REBECCA:

And so what what types of professionals do you integrate with in your job?

EVA:

Well, after we get through our, you know, subject matter experts, the clinical end of it, we build out, you know, what we think that learning is going to look like. And then we have folks that are we have graphic designers now on the team. We have. Like I said, digital technical people who take care of, you know, the we're using captivate and storyline and doing video recordings and they we script for them. So we pass on the script we often pass on because we're doing software training, we pass on like screenshots and what needs to be highlighted when and where. So we do all of that scripting for them and then they just put it all together for us and send it back. And then we we go through the testing and the, you know, approval process of the technology that goes out.

REBECCA:

I always like that model where you do the design and the testing. Like, if you're going to if you're going to have a middle person doing implementation, it's always great to have the designer be the one that's actually doing the testing.

EVA:

Yes. Yes. We also use a much smaller group of our subject matter experts on that. We have them approve it before it goes out to the masses. So. Yeah, it's a good model. It's a good model. So I guess I guess, you know, I got hung up a little bit on school because, you know, I'm gadget girl. I love that part of implementation and using the tools. And then when I got into my job, I was like, you know, you're going to have to let it go because a, there's people that have been doing a lot longer than you are and they're much faster at it. But but that also opens up opportunity to move to a different team. So there's a lot of you know, it depends on where your skills lie and what you want to do. You know, there is a there's a wide spectrum of. Tools and careers. What you want, where you want to fall in that line.

REBECCA:

What's your prediction for the future of instructional design?

EVA:

After these last two years? I mean, instructional design is going to take over. I really think it's a huge market right now. And because of, you know, corporations or everybody's doing it, you know, everybody's kind of and I don't want to say that in-person training is gone because there's definitely no room for that. And especially, you know, when you talk about education for, you know, K through 12. But when you get out into adults, at least I think our in-person is going to gradually go down and it's going to be more technology based. And I just think there's there's a spot for everybody to get their hands in it. And especially as more technology. I mean, who knows? Who knows? I don't I can't even predict the future any more. Like what? I think we're doing things now that I would have never thought of, like ten years ago. So. But I think it's not going anywhere, that's for sure.

REBECCA:

Thank you very much, Eva, for coming on to, to demystify instructional design and your willingness to be interviewed.

EVA:

Well, thank you for having me, Rebecca. It's been fun.

REBECCA:

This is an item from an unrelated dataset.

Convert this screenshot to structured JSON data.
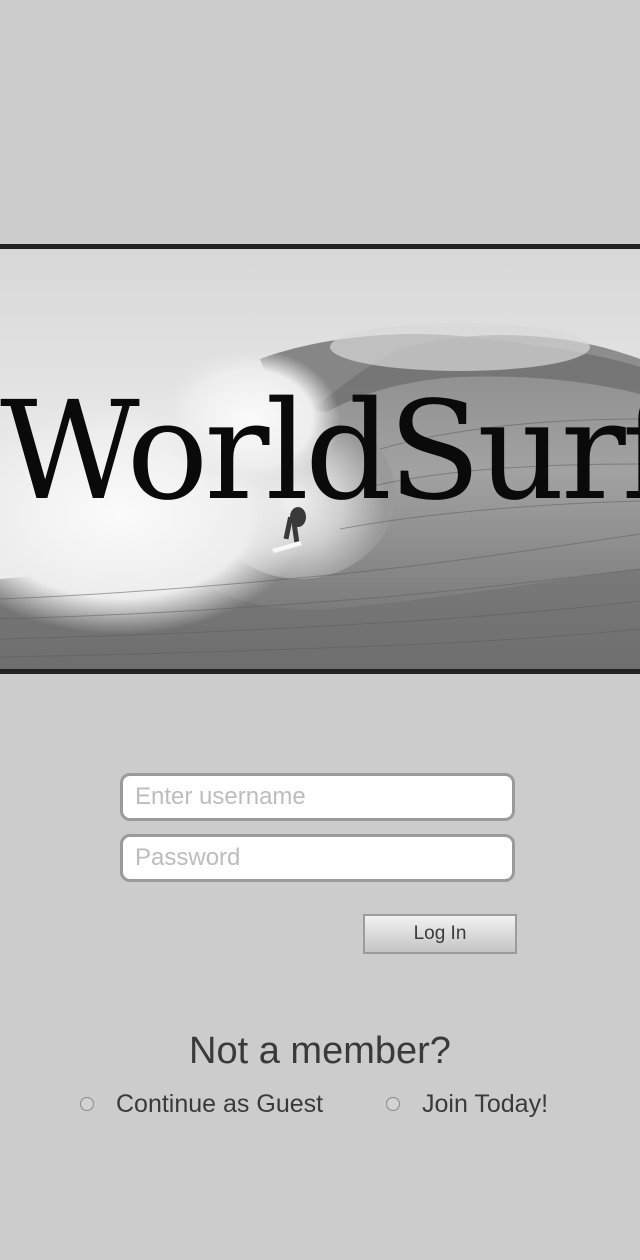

You've been listening to Demystifying Instructional Design, a podcast where I interview instructional designers about what they do. I'm Rebecca Hogue, your podcast host. Shownotes are posted as a blog post on demystifying instructional design dot com. If you enjoyed this podcast, please subscribe or leave a comment in the show notes blog post.